[Start of Attachment]
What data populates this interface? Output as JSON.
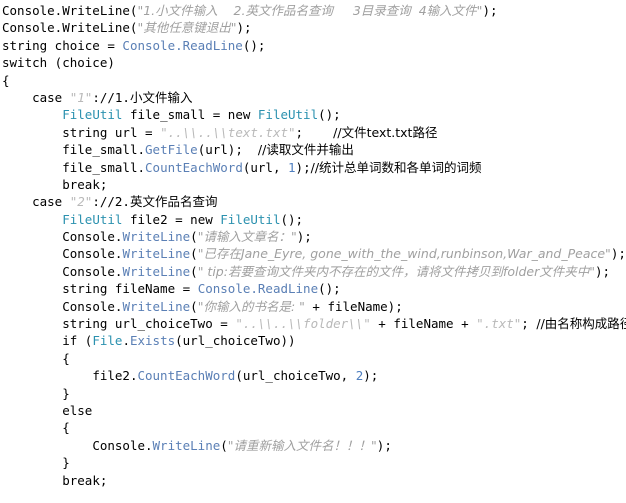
{
  "editor": {
    "language": "csharp",
    "background": "#ffffff",
    "colors": {
      "plain": "#000000",
      "type": "#2b91af",
      "string_ascii": "#b9b9b9",
      "string_cjk": "#a0a0a0",
      "comment": "#000000",
      "number": "#4f7fbf",
      "method": "#5a7fb5"
    }
  },
  "code": {
    "lines": [
      {
        "n": 1,
        "indent": 0,
        "tokens": [
          {
            "c": "plain",
            "t": "Console.WriteLine("
          },
          {
            "c": "string_cjk",
            "t": "\"1.小文件输入    2.英文作品名查询     3目录查询  4输入文件\""
          },
          {
            "c": "plain",
            "t": ");"
          }
        ]
      },
      {
        "n": 2,
        "indent": 0,
        "tokens": [
          {
            "c": "plain",
            "t": "Console.WriteLine("
          },
          {
            "c": "string_cjk",
            "t": "\"其他任意键退出\""
          },
          {
            "c": "plain",
            "t": ");"
          }
        ]
      },
      {
        "n": 3,
        "indent": 0,
        "tokens": [
          {
            "c": "plain",
            "t": "string choice = "
          },
          {
            "c": "method",
            "t": "Console.ReadLine"
          },
          {
            "c": "plain",
            "t": "();"
          }
        ]
      },
      {
        "n": 4,
        "indent": 0,
        "tokens": [
          {
            "c": "plain",
            "t": "switch (choice)"
          }
        ]
      },
      {
        "n": 5,
        "indent": 0,
        "tokens": [
          {
            "c": "plain",
            "t": "{"
          }
        ]
      },
      {
        "n": 6,
        "indent": 1,
        "tokens": [
          {
            "c": "plain",
            "t": "case "
          },
          {
            "c": "string_ascii",
            "t": "\"1\""
          },
          {
            "c": "plain",
            "t": "://1."
          },
          {
            "c": "comment",
            "t": "小文件输入"
          }
        ]
      },
      {
        "n": 7,
        "indent": 2,
        "tokens": [
          {
            "c": "type",
            "t": "FileUtil"
          },
          {
            "c": "plain",
            "t": " file_small = new "
          },
          {
            "c": "type",
            "t": "FileUtil"
          },
          {
            "c": "plain",
            "t": "();"
          }
        ]
      },
      {
        "n": 8,
        "indent": 2,
        "tokens": [
          {
            "c": "plain",
            "t": "string url = "
          },
          {
            "c": "string_ascii",
            "t": "\"..\\\\..\\\\text.txt\""
          },
          {
            "c": "plain",
            "t": ";    "
          },
          {
            "c": "comment",
            "t": "//文件text.txt路径"
          }
        ]
      },
      {
        "n": 9,
        "indent": 2,
        "tokens": [
          {
            "c": "plain",
            "t": "file_small."
          },
          {
            "c": "method",
            "t": "GetFile"
          },
          {
            "c": "plain",
            "t": "(url);  "
          },
          {
            "c": "comment",
            "t": "//读取文件并输出"
          }
        ]
      },
      {
        "n": 10,
        "indent": 2,
        "tokens": [
          {
            "c": "plain",
            "t": "file_small."
          },
          {
            "c": "method",
            "t": "CountEachWord"
          },
          {
            "c": "plain",
            "t": "(url, "
          },
          {
            "c": "number",
            "t": "1"
          },
          {
            "c": "plain",
            "t": ");"
          },
          {
            "c": "comment",
            "t": "//统计总单词数和各单词的词频"
          }
        ]
      },
      {
        "n": 11,
        "indent": 2,
        "tokens": [
          {
            "c": "plain",
            "t": "break;"
          }
        ]
      },
      {
        "n": 12,
        "indent": 1,
        "tokens": [
          {
            "c": "plain",
            "t": "case "
          },
          {
            "c": "string_ascii",
            "t": "\"2\""
          },
          {
            "c": "plain",
            "t": "://2."
          },
          {
            "c": "comment",
            "t": "英文作品名查询"
          }
        ]
      },
      {
        "n": 13,
        "indent": 2,
        "tokens": [
          {
            "c": "type",
            "t": "FileUtil"
          },
          {
            "c": "plain",
            "t": " file2 = new "
          },
          {
            "c": "type",
            "t": "FileUtil"
          },
          {
            "c": "plain",
            "t": "();"
          }
        ]
      },
      {
        "n": 14,
        "indent": 2,
        "tokens": [
          {
            "c": "plain",
            "t": "Console."
          },
          {
            "c": "method",
            "t": "WriteLine"
          },
          {
            "c": "plain",
            "t": "("
          },
          {
            "c": "string_cjk",
            "t": "\"请输入文章名：\""
          },
          {
            "c": "plain",
            "t": ");"
          }
        ]
      },
      {
        "n": 15,
        "indent": 2,
        "tokens": [
          {
            "c": "plain",
            "t": "Console."
          },
          {
            "c": "method",
            "t": "WriteLine"
          },
          {
            "c": "plain",
            "t": "("
          },
          {
            "c": "string_cjk",
            "t": "\"已存在Jane_Eyre, gone_with_the_wind,runbinson,War_and_Peace\""
          },
          {
            "c": "plain",
            "t": ");"
          }
        ]
      },
      {
        "n": 16,
        "indent": 2,
        "tokens": [
          {
            "c": "plain",
            "t": "Console."
          },
          {
            "c": "method",
            "t": "WriteLine"
          },
          {
            "c": "plain",
            "t": "("
          },
          {
            "c": "string_cjk",
            "t": "\" tip:若要查询文件夹内不存在的文件，请将文件拷贝到folder文件夹中\""
          },
          {
            "c": "plain",
            "t": ");"
          }
        ]
      },
      {
        "n": 17,
        "indent": 2,
        "tokens": [
          {
            "c": "plain",
            "t": "string fileName = "
          },
          {
            "c": "method",
            "t": "Console.ReadLine"
          },
          {
            "c": "plain",
            "t": "();"
          }
        ]
      },
      {
        "n": 18,
        "indent": 2,
        "tokens": [
          {
            "c": "plain",
            "t": "Console."
          },
          {
            "c": "method",
            "t": "WriteLine"
          },
          {
            "c": "plain",
            "t": "("
          },
          {
            "c": "string_cjk",
            "t": "\"你输入的书名是: \""
          },
          {
            "c": "plain",
            "t": " + fileName);"
          }
        ]
      },
      {
        "n": 19,
        "indent": 2,
        "tokens": [
          {
            "c": "plain",
            "t": "string url_choiceTwo = "
          },
          {
            "c": "string_ascii",
            "t": "\"..\\\\..\\\\folder\\\\\""
          },
          {
            "c": "plain",
            "t": " + fileName + "
          },
          {
            "c": "string_ascii",
            "t": "\".txt\""
          },
          {
            "c": "plain",
            "t": "; "
          },
          {
            "c": "comment",
            "t": "//由名称构成路径"
          }
        ]
      },
      {
        "n": 20,
        "indent": 2,
        "tokens": [
          {
            "c": "plain",
            "t": "if ("
          },
          {
            "c": "type",
            "t": "File"
          },
          {
            "c": "plain",
            "t": "."
          },
          {
            "c": "method",
            "t": "Exists"
          },
          {
            "c": "plain",
            "t": "(url_choiceTwo))"
          }
        ]
      },
      {
        "n": 21,
        "indent": 2,
        "tokens": [
          {
            "c": "plain",
            "t": "{"
          }
        ]
      },
      {
        "n": 22,
        "indent": 3,
        "tokens": [
          {
            "c": "plain",
            "t": "file2."
          },
          {
            "c": "method",
            "t": "CountEachWord"
          },
          {
            "c": "plain",
            "t": "(url_choiceTwo, "
          },
          {
            "c": "number",
            "t": "2"
          },
          {
            "c": "plain",
            "t": ");"
          }
        ]
      },
      {
        "n": 23,
        "indent": 2,
        "tokens": [
          {
            "c": "plain",
            "t": "}"
          }
        ]
      },
      {
        "n": 24,
        "indent": 2,
        "tokens": [
          {
            "c": "plain",
            "t": "else"
          }
        ]
      },
      {
        "n": 25,
        "indent": 2,
        "tokens": [
          {
            "c": "plain",
            "t": "{"
          }
        ]
      },
      {
        "n": 26,
        "indent": 3,
        "tokens": [
          {
            "c": "plain",
            "t": "Console."
          },
          {
            "c": "method",
            "t": "WriteLine"
          },
          {
            "c": "plain",
            "t": "("
          },
          {
            "c": "string_cjk",
            "t": "\"请重新输入文件名！！！\""
          },
          {
            "c": "plain",
            "t": ");"
          }
        ]
      },
      {
        "n": 27,
        "indent": 2,
        "tokens": [
          {
            "c": "plain",
            "t": "}"
          }
        ]
      },
      {
        "n": 28,
        "indent": 2,
        "tokens": [
          {
            "c": "plain",
            "t": "break;"
          }
        ]
      }
    ]
  }
}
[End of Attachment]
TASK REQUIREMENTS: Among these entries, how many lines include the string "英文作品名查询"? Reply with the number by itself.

RESULT OF THIS TASK: 2